5. The two families—the Smiths, the Wongs—with assigned dinner seating at the same table as Jesse are planning to convince—or coerce, if necessary—Jesse to “hang out” with them in one of their rooms the last night of the cruise, with intent to “feed him alcohol until he does something ‘out-of-character,'” which someone will film with their iPhone and put on YouTube.

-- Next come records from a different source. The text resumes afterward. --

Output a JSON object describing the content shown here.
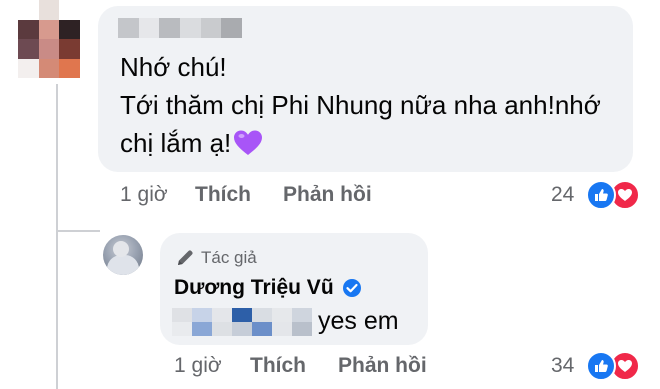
{
  "comment": {
    "lines": [
      "Nhớ chú!",
      "Tới thăm chị Phi Nhung nữa nha anh!nhớ",
      "chị lắm ạ!"
    ],
    "emoji_icon": "purple-heart-emoji",
    "time": "1 giờ",
    "like_label": "Thích",
    "reply_label": "Phản hồi",
    "reaction_count": "24"
  },
  "reply": {
    "author_badge": "Tác giả",
    "author_name": "Dương Triệu Vũ",
    "text": "yes em",
    "time": "1 giờ",
    "like_label": "Thích",
    "reply_label": "Phản hồi",
    "reaction_count": "34"
  },
  "icons": {
    "like": "like-reaction-icon",
    "love": "love-reaction-icon",
    "pencil": "pencil-icon",
    "verified": "verified-badge-icon"
  },
  "colors": {
    "bubble": "#f0f2f5",
    "meta_text": "#65676b",
    "like_blue": "#1877f2",
    "love_red": "#f02849",
    "verified_blue": "#1877f2",
    "heart_purple": "#a855f7"
  }
}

Jesse should discover this when he’s had five glasses of wine and Michelle Smith—the 39-year-old mother of Ken, 14, and Sharon, 12—is pouring him his sixth glass of red wine and Paul Wong, the husband of the Wong family, himself on his eighth glass of wine, lying on his back on a top-bunk bed, points the TV remote at Jesse and says while looking not at Jesse but, with unfocused eyes, in the direction of his wife, who is lying on another top-bunk bed, [something Jesse is only able to discern, somewhat disbelievingly, though without much alarm, due to being drunk, and actually having been in a lot of situations like this before, as “that’s his sixth glass, just keep filming now and just don’t stop, just Jesse Eisenberg being drunk will just be really funny, there’s one of that other guy got like 400,000 views, just don’t stop filming”].